J.B. Priestly has the right idea about reading crime thrillers, in his Delight. (London, 1951, pp.11-13.)
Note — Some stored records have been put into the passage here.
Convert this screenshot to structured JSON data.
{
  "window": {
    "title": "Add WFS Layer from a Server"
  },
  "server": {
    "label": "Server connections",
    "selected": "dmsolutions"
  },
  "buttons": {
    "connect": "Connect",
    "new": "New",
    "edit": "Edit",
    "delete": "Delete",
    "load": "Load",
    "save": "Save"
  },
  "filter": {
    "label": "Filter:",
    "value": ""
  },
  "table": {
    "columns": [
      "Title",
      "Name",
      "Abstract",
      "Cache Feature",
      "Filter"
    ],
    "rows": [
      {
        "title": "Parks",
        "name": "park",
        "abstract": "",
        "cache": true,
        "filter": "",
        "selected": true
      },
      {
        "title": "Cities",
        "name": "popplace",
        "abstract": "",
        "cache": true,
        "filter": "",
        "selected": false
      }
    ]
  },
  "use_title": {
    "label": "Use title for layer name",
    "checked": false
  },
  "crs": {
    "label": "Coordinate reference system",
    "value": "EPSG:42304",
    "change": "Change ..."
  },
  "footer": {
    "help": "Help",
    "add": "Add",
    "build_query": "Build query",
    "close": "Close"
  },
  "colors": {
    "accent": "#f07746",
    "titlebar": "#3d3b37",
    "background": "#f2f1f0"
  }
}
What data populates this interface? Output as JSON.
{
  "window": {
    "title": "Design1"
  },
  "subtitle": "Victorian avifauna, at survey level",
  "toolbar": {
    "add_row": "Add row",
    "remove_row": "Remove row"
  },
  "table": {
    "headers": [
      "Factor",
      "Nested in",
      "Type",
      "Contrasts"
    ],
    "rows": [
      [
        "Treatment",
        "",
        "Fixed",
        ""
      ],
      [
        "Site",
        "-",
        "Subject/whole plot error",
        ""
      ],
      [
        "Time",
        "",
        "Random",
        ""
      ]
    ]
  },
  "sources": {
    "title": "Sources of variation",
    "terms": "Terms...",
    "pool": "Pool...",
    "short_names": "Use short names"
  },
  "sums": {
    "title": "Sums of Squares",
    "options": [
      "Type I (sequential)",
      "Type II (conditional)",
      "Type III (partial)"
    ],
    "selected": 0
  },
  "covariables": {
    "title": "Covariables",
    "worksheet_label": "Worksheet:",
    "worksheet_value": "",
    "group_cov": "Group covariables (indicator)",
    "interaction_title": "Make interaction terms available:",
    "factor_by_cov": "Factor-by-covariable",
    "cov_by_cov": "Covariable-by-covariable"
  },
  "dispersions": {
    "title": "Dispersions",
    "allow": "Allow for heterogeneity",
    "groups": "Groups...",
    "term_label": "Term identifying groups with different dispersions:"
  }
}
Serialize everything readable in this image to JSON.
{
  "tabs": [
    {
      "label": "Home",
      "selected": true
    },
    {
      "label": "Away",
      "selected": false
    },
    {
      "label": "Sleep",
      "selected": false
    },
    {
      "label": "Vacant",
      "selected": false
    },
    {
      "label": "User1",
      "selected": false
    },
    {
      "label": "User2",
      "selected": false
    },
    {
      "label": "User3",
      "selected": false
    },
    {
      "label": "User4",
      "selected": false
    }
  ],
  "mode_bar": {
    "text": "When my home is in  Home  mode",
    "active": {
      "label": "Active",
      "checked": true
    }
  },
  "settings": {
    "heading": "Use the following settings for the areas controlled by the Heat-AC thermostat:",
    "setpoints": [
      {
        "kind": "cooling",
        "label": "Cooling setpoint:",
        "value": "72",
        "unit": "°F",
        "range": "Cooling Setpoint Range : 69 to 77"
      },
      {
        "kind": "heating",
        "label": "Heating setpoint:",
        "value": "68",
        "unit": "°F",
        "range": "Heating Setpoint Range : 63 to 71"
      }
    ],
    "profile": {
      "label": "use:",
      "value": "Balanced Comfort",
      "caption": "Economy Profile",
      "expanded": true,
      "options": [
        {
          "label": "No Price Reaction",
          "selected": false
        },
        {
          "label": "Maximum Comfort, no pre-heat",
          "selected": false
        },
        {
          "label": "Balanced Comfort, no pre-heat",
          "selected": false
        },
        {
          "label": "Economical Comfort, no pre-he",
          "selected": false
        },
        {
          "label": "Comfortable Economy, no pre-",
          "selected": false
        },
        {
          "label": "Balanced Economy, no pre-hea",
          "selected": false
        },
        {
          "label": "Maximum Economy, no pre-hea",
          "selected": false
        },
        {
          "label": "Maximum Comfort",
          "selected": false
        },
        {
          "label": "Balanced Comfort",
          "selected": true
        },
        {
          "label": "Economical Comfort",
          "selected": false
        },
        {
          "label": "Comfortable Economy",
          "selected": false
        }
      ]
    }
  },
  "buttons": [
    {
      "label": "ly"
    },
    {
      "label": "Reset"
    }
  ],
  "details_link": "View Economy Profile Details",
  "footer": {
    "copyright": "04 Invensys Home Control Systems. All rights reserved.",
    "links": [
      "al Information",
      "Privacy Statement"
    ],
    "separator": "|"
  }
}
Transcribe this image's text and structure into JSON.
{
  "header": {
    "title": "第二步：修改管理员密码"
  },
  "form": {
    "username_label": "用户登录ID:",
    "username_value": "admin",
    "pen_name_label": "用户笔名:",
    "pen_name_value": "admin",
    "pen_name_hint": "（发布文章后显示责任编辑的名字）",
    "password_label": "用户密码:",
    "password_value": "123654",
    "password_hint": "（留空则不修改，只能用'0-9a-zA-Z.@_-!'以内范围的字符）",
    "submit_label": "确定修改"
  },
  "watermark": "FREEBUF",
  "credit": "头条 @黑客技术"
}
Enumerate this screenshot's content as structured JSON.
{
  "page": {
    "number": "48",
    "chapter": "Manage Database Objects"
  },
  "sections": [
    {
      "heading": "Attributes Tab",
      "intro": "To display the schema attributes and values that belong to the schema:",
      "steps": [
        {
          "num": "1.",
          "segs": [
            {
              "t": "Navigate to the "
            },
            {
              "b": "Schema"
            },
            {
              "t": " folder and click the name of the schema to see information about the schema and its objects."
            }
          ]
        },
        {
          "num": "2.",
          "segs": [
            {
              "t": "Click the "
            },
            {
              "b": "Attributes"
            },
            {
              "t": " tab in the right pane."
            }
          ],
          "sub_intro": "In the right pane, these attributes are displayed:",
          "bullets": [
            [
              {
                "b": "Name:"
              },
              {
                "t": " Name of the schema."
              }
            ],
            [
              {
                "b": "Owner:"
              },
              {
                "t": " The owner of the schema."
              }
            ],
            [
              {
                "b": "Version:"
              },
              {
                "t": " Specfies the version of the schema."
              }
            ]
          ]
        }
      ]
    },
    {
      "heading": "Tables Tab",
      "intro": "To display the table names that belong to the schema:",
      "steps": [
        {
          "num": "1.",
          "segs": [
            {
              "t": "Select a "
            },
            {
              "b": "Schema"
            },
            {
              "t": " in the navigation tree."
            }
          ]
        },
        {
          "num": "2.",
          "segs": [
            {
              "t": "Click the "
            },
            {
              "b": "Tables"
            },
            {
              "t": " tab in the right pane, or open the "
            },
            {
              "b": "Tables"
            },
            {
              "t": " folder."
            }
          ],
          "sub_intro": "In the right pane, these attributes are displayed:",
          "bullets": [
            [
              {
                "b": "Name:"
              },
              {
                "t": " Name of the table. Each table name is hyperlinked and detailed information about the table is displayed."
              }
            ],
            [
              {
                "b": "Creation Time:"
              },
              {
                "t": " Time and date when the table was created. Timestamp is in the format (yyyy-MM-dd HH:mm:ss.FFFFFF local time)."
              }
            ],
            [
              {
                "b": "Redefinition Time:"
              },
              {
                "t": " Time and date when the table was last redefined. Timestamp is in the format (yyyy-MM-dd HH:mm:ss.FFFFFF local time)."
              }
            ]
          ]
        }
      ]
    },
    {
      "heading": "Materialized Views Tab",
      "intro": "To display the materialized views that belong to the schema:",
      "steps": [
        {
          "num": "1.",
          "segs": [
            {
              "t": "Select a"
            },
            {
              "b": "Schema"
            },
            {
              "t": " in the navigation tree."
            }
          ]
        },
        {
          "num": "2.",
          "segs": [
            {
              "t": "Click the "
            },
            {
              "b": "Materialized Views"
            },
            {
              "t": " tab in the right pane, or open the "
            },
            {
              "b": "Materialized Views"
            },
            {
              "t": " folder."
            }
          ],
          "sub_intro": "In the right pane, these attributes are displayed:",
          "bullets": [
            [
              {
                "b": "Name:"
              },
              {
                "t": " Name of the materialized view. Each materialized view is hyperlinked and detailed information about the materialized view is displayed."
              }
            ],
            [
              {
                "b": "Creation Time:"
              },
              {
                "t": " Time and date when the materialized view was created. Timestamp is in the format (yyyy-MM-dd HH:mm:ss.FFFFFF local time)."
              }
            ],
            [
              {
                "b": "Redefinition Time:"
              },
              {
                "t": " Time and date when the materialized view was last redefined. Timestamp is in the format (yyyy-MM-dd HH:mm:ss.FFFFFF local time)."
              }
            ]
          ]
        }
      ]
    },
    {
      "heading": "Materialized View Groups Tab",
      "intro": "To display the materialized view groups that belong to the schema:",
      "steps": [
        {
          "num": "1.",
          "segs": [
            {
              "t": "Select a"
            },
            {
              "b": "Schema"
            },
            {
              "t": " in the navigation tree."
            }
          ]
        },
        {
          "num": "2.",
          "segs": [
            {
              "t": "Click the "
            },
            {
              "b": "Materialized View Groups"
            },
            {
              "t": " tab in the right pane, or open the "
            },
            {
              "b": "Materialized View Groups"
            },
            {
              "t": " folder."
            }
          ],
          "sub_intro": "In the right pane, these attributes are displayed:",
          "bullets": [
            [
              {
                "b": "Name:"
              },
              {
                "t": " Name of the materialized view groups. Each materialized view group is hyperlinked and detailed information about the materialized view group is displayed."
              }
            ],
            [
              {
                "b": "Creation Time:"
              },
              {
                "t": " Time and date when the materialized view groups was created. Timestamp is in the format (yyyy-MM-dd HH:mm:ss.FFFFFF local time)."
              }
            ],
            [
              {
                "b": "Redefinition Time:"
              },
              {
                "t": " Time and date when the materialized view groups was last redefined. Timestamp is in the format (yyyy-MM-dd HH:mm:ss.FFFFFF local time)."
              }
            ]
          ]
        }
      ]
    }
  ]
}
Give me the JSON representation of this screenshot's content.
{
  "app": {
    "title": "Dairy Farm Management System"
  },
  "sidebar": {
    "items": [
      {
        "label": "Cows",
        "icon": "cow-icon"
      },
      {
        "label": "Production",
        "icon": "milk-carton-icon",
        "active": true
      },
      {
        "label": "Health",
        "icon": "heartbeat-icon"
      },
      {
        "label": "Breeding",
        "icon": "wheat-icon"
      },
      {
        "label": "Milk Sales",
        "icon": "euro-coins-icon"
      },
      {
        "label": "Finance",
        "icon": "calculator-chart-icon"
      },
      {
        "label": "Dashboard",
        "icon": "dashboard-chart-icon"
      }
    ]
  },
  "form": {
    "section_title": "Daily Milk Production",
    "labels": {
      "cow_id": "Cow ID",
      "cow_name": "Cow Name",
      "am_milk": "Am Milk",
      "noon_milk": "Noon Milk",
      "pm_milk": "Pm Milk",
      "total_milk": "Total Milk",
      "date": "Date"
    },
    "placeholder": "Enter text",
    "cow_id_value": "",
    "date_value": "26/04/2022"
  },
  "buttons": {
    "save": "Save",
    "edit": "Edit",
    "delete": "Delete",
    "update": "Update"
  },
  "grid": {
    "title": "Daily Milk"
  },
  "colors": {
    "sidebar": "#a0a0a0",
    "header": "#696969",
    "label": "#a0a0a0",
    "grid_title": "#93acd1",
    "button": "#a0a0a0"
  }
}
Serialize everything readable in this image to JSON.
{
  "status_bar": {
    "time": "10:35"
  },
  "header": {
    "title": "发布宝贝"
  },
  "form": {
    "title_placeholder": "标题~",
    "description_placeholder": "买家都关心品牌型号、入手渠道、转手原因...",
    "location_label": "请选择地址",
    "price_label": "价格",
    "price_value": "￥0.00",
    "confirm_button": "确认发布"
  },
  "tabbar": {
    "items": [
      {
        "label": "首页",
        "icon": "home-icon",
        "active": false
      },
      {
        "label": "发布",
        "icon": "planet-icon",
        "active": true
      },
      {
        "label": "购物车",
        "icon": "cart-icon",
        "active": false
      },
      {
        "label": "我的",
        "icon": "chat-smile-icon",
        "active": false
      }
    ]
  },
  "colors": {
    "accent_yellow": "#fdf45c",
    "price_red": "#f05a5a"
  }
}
Reading detective stories in bed. I find this delightful at home, and even more delightful when I am away from home, a lost man. The fuss of the day is done with; you are snugly installed in bed, in a little lighted place of your own; and now to make the mind as cosy as the body I But why detective stories? Why not some good literature? Because, with a few happy exceptions and there are far too few of them good literature, which challenges and excites the mind, will not do. In my view, it should be read away from the bedroom. But why not some dull solemn stuff, portentous memoirs, faded works of travel, soporifics bound in calf? Here I can speak only for myself. But if my bed book is too dull then I begin to think about my own work and then sleep is banished for hours. No, the detective story is the thing, and its own peculiar virtues have not been sufficiently appreciated. The worst attempt I ever heard the Brains Trust. make was at a question concerning the popularity of detective stories. The wise men woffled on about violence and crime, missing the point by miles. (But then a man who enjoyed his detective stories at night would not bother being on the Brains Trust.) We enthusiasts are not fascinated by violence or the crime element in these narratives. Often, like myself, we deplore the blood and bones atmosphere and wish the detective novelist were not so conventional about offering us murder all the time. (A superb detective story could be written and I have half a mind to write it about people who were not involved in any form of crime. About disappearance or a double life, for example.) Please remember that most serious fiction now has ceased to appeal to our taste for narrative. The novelist may be a social critic, a philosopher, a poet, or a madman, but he is no longer primarily a story teller. And there are times when we do not want anybody’s social criticism or deep psychological insight or prose poetry or vision of the world: we want a narrative, an artfully contrived tale. But not any kind of tale, no fragrant romances and the like. What we want or at least what I want, late at night; you can please yourself is a tale that is in its own way a picture of life but yet has an entertaining puzzle element in it. And this the detective story offers me. It is of course highly conventional and stylised think of all those final meetings in the library, or those little dinners in Soho (with about six pounds worth of wine) paid for out of a Scotland Yard salary but its limitations are part of its charm. It opposes to the vast mournful muddle of the real world its own tidy problem and neat solution. As thoughtful citizens we are hemmed in now by gigantic problems that appear as insoluble as they are menacing, so how pleasant it is to take an hour or two off to consider only the problem of the body that locked itself in its study and then used the telephone. (We know now that Sir Rufus must have died not later than ten o’clock, and yet we know too that he apparently telephoned to Lady Bridget at ten forty five, eh Travers?) This is easy and sensible compared with the problem of remaining a sane citizen in the middle of the twentieth century. After the newspaper headlines, it is refreshing to enter this well ordered microcosm, like finding one’s way into a garden after wandering for days in a jungle. I like to approach sleep by way of these neat simplifications, most of them as soundly ethical as Socrates himself. It is true that I may burn my bedlight too long, just because I must know how the dead Sir Rufus managed to telephone; yet, one problem having been settled for me, I feel I sleep all the sounder for this hour or two’s indulgence. And what a delight it is to switch off the day’s long chaos, stretch legs that have begun to ache a little, turn on the right side, and then once more find the eccentric private detective moodily playing his violin or tending his orchids, or discover again the grumpy inspector doodling in his office, and know that a still more astonishing puzzle is on its way to him and to me!